In March 2020, the way we worked changed dramatically. Forces outside of everyone’s control meant that working from home, for many, became the only way to work. Because of this, employees experienced the many benefits that come with remote working; no commute, more flexibility, more time with the family, greater freedom and a better work/life balance. Eighteen months on, as society reemerges and offices reopen, the landscape has changed significantly and so have people’s work preferences.
Employees now expect flexible remote work options to stay long-term. While many credit unions were able to adapt in the short or medium term, are they set up to do so in the long-term?
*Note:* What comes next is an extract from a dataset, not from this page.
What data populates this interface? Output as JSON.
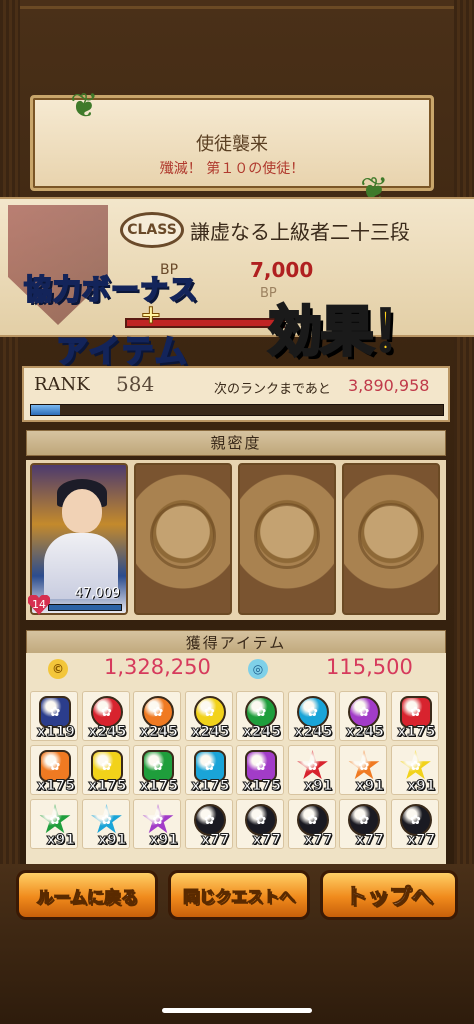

If remote working is going to succeed, credit unions will need to re-evaluate their IT budgets, putting greater emphasis on securing remote staff and ensuring workers are as effective at home as they are in the office.
In terms of IT security, this means taking a closer look at mobile device management, where all devices accessing company data are secured and accounted for. It also requires credit unions to adopt multi-factor authentication where at least two forms of verification (e.g., password and pin sent to a mobile) are required to access emails and company data. This helps to protect staff, who are much more vulnerable to cyber-attacks and phishing when working from home. There are many considerations. For organisations looking to adapt, we’ve provided a return-to-work operations checklist.
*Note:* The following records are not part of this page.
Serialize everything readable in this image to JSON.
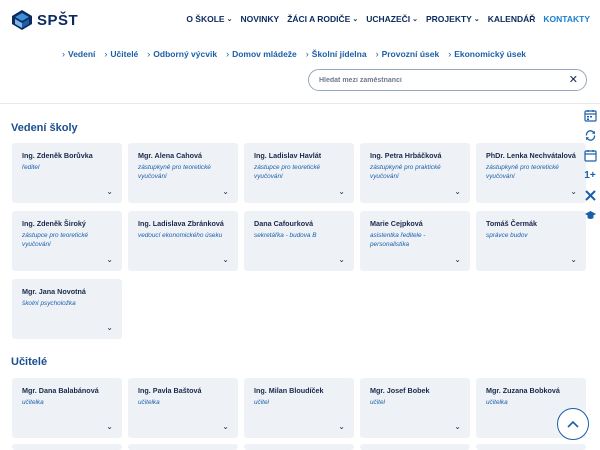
{
  "brand": {
    "name": "SPŠT"
  },
  "nav": [
    {
      "label": "O ŠKOLE",
      "dropdown": true
    },
    {
      "label": "NOVINKY",
      "dropdown": false
    },
    {
      "label": "ŽÁCI A RODIČE",
      "dropdown": true
    },
    {
      "label": "UCHAZEČI",
      "dropdown": true
    },
    {
      "label": "PROJEKTY",
      "dropdown": true
    },
    {
      "label": "KALENDÁŘ",
      "dropdown": false
    },
    {
      "label": "KONTAKTY",
      "dropdown": false,
      "active": true
    }
  ],
  "subnav": [
    "Vedení",
    "Učitelé",
    "Odborný výcvik",
    "Domov mládeže",
    "Školní jídelna",
    "Provozní úsek",
    "Ekonomický úsek"
  ],
  "search": {
    "placeholder": "Hledat mezi zaměstnanci",
    "value": ""
  },
  "sections": {
    "vedeni": {
      "title": "Vedení školy",
      "cards": [
        {
          "name": "Ing. Zdeněk Borůvka",
          "role": "ředitel"
        },
        {
          "name": "Mgr. Alena Cahová",
          "role": "zástupkyně pro teoretické vyučování"
        },
        {
          "name": "Ing. Ladislav Havlát",
          "role": "zástupce pro teoretické vyučování"
        },
        {
          "name": "Ing. Petra Hrbáčková",
          "role": "zástupkyně pro praktické vyučování"
        },
        {
          "name": "PhDr. Lenka Nechvátalová",
          "role": "zástupkyně pro teoretické vyučování"
        },
        {
          "name": "Ing. Zdeněk Široký",
          "role": "zástupce pro teoretické vyučování"
        },
        {
          "name": "Ing. Ladislava Zbránková",
          "role": "vedoucí ekonomického úseku"
        },
        {
          "name": "Dana Cafourková",
          "role": "sekretářka - budova B"
        },
        {
          "name": "Marie Cejpková",
          "role": "asistentka ředitele - personalistika"
        },
        {
          "name": "Tomáš Čermák",
          "role": "správce budov"
        },
        {
          "name": "Mgr. Jana Novotná",
          "role": "školní psycholožka"
        }
      ]
    },
    "ucitele": {
      "title": "Učitelé",
      "cards": [
        {
          "name": "Mgr. Dana Balabánová",
          "role": "učitelka"
        },
        {
          "name": "Ing. Pavla Baštová",
          "role": "učitelka"
        },
        {
          "name": "Ing. Milan Bloudíček",
          "role": "učitel"
        },
        {
          "name": "Mgr. Josef Bobek",
          "role": "učitel"
        },
        {
          "name": "Mgr. Zuzana Bobková",
          "role": "učitelka"
        }
      ]
    }
  },
  "side_tools": [
    "calendar-check-icon",
    "refresh-icon",
    "calendar-icon",
    "plus-one-icon",
    "cross-tools-icon",
    "graduation-cap-icon"
  ],
  "side_tools_text": {
    "plus_one": "1+"
  },
  "colors": {
    "primary": "#0b2a5e",
    "accent": "#1a7fd0",
    "link": "#1a5fa8",
    "card_bg": "#eef2f7"
  }
}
Data Loss Prevention
Data loss prevention (DLP) is a set of products, strategies, technologies, and techniques that ensure end users do not transmit critical or sensitive data outside an organisation. Certain events that have taken place in the past few months have underscored the importance of data loss prevention for credit unions. For all companies, but especially for credit unions and other organisations working with sensitive data, data loss prevention is critical. With increasing compliance regulations, GDPR concerns and data breaches on the rise, no organisation wants to be on the receiving end of an attack.
When a breach does occur, it is an upward battle for credit unions to win back the trust, loyalty and respect of their customers. With more and more staff accessing sensitive information from remote locations, data loss prevention has never been more important. When your reputation is on the line, credit unions must ensure that air-tight security systems are in place where data is being transferred. Data loss prevention protects critical data and helps to prevent the negative publicity and loss of revenue that inevitably follows data breaches.
Security & Training
We’ve mentioned both flexible working and data loss prevention. Going hand in hand with these is security and training. In the middle of the COVID-19 lockdown, ActionPoint published a report where we examined how workers in Ireland were adjusting to the new world of working from home. One of the most startling insights from that report was that only 31% of the companies surveyed held security awareness training. When education is so key to cybersecurity, this is worrying.
No doubt over the last 18 months, you’ll have read about the increased security risks that come with remote working practices. Reports of phishing, where fraudsters attempt to obtain sensitive information such as usernames, passwords and credit card details by disguising oneself as a trustworthy entity (read more here), has increased significantly. Ransomware attacks are also on the rise. In 2020 alone, there were more than 300 million ransomware attacks recorded, an increase of more than 60% from 2019 (read more here).
One of the most effective tools in the fight against cybercrime is education and training. A lot of attacks happen simply because staff aren’t aware of the dangers. If you manage a team, it is up to you to spread this awareness. When the risks are understood, it is easier to contend with them. At ActionPoint, we put huge emphasis on education and training. Check out the ActionPoint Academy for more information.
Helping Credit Unions to be More Resilient and Secure
ActionPoint has years of experience working with some of Ireland’s largest Credit Unions, helping them to become more productive, secure and to embrace digital technologies. For more than 15 years, we’ve provided credit unions with industry-leading Digital Transformation Services, including IT support and custom Software Development. We have extensive knowledge of the industry and work closely with our clients to help them take their digital transformation to the next level.
For Credit Unions, now is the time to move forward. Pressing pause is no longer an option. To find out more about what we can do for you, email email@example.com.